Yet historical research demonstrates that contemporary underdevelopment is in large part the historical product of past and continuing economic and other relations between the satellite underdeveloped and the now-developed metropolitan countries. Furthermore, these relations are an essential part of the structure and development of the capitalist system on a world scale as a whole

Evident inequalities of income and differences in culture have led many observers to see “dual” societies and economies in the underdeveloped countries. Each of the two parts is supposed to have a history of its own, a structure, and a contemporary dynamic largely independent of the other. Supposedly, only one part of the economy and society has been importantly affected by intimate economic relations with the “outside” capitalist world; and that part, it is held, became modern, capitalist, and relatively developed precisely because of this contact. The other part is widely regarded as variously isolated, subsistence-based, feudal, or pre-capitalist, and therefore more underdeveloped.

Frank believes, on the contrary, that the entire “dual society” thesis is false and that the policy recommendations to which it leads will, if acted upon, serve only to intensify and perpetuate the very conditions of underdevelopment they are supposedly designed to remedy.

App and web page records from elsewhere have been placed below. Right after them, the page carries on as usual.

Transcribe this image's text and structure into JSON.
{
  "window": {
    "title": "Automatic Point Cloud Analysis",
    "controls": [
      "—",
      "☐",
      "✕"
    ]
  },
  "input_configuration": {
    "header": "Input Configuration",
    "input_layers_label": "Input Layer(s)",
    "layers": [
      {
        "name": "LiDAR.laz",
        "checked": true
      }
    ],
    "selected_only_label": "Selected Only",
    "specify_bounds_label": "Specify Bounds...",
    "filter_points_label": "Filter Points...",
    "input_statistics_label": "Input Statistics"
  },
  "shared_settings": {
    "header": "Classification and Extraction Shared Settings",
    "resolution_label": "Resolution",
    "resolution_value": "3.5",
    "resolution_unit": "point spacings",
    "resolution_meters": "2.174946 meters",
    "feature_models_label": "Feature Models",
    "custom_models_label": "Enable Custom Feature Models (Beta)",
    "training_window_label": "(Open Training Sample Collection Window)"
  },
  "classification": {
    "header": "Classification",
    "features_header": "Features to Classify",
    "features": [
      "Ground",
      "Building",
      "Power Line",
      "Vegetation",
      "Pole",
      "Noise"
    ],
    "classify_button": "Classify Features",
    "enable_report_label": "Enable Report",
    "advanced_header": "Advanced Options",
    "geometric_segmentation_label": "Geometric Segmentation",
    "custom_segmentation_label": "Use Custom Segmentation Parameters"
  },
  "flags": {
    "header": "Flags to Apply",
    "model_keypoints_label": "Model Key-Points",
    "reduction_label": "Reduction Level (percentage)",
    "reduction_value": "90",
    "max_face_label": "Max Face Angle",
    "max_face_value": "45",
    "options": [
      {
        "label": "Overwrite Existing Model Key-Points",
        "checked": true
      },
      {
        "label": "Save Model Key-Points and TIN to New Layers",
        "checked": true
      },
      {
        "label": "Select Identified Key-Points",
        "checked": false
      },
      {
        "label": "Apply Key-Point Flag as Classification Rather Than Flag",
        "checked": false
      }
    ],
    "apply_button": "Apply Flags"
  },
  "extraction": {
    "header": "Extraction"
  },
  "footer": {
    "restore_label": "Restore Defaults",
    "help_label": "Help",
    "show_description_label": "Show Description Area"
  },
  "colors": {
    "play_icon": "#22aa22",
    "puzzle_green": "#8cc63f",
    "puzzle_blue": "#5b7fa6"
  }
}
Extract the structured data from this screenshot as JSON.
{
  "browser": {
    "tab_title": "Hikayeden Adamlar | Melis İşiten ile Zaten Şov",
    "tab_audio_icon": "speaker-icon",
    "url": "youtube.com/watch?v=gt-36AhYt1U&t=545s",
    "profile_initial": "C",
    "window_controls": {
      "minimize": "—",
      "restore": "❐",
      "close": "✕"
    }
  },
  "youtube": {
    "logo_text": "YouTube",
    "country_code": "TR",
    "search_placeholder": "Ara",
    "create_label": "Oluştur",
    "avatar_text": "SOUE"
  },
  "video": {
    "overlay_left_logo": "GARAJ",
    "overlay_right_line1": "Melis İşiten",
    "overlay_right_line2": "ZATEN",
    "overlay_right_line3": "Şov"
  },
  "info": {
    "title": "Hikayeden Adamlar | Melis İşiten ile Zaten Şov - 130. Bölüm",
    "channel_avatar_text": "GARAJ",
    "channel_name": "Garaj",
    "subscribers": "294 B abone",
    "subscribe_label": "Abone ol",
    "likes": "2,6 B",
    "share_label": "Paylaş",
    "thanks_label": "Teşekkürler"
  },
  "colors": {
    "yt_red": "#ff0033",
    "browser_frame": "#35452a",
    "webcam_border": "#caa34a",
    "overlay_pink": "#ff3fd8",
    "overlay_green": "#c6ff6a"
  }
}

Underdevelopment is not due to the survival of archaic institutions and the existence of capital shortage in regions that have remained isolated from the stream of world history. On the contrary, underdevelopment was and still is generated by the very same historical process which also generated economic development: the development of capitalism itself.
Frank’s Hypotheses
(1) In contrast to the development of the world metropolis, which is no one’s satellite, the development of the national and other subordinate metropolises is limited by their satellite statuses.
(2) The satellites experience their greatest economic development if and when their ties to the metropolis are weakest. Frank observes that Latin America has experienced marked autonomous industrialization during the temporary isolation caused by the crisis of The First World War or by the depression in the world metropolis in the 1930s.
(3) When the metropolis recovers from its crisis and reestablishes the trade and investment ties which then fully reincorporate the satellites into the system, the previous industrialization of these regions is choked off.
(4)The regions that are the most underdeveloped and feudal today are the ones that had the closest ties to the metropolises in the past. Frank argues that the archaic institutions in the satellites are not their natural state but are historical products of the penetration of metropolis capitalism

According to Frank, the third world countries could never follow the Western path because they have experienced something that the Western countries have not experienced before. To put it plainly, the Western countries have not experienced colonialism, but most of the third world countries were former colonies of the Western countries.

Available theory fails to reflect the past for the underdeveloped part of the world entirely, & reflects the past of the world as a whole only in part.

The now developed countries were never underdeveloped, they were just undeveloped.

Believed that the contemporary underdevelopment of a country can be understood as the product or reflection solely of its own economic, political, social, & cultural characteristics or structure

Underdeveloped due to pre-capitalism

Frank believes that “dual” society thesis is false

Modernization school believes there’s something wrong within 3rd world countries, such
as—traditional culture, investment, overpopulation, ect.

Aluminum profits and how they are taxed:
Tonnage (capacity) export duties and royalties, along with income taxes
The lower the bauxite price, the less taxes paid to the primary producing country & the more profit left over after taxes

Aluminum producing countries turned towards a fixed tax per ton of bauxite produced.
-Downside is the countries don’t benefit from the companies’ high profit years

Aluminum smelting is important to underdeveloped countries

World aluminum consumption will grow fast enough to take up the new production is very doubtful—one of the doubts that cloud the future in unplanned capitalist society.





term papers to buy
research papers